= Exercise aim =
Among the entries, find the lines with the string "title" and report them.

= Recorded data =
┄┄┄┄┄┄┄┄┄┄
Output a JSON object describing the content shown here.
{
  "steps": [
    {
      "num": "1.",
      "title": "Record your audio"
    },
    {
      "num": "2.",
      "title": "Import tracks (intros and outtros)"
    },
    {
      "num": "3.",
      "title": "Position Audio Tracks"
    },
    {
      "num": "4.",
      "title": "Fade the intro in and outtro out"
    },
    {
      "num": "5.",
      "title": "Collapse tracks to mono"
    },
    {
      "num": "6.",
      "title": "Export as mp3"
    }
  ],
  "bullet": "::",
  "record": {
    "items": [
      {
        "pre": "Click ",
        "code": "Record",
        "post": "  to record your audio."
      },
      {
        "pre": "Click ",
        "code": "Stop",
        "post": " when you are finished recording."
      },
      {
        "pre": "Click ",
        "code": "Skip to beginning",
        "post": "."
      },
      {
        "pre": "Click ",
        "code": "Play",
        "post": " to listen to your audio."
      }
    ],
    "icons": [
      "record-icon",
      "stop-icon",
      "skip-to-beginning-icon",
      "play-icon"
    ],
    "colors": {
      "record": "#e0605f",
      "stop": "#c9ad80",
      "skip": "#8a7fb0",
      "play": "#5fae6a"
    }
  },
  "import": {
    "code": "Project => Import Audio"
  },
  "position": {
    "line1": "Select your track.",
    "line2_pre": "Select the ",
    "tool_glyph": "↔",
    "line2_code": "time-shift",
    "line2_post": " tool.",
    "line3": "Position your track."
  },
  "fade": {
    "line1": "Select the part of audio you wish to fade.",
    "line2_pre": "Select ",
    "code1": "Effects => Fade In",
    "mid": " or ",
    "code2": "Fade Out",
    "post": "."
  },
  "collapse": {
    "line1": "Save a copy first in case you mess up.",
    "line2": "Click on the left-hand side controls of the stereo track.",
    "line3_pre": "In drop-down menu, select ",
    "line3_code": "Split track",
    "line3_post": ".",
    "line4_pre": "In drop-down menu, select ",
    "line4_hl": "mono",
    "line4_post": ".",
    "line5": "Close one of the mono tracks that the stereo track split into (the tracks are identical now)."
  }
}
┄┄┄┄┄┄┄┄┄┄
= Answer section =
      "title": "Record your audio"
      "title": "Import tracks (intros and outtros)"
      "title": "Position Audio Tracks"
      "title": "Fade the intro in and outtro out"
      "title": "Collapse tracks to mono"
      "title": "Export as mp3"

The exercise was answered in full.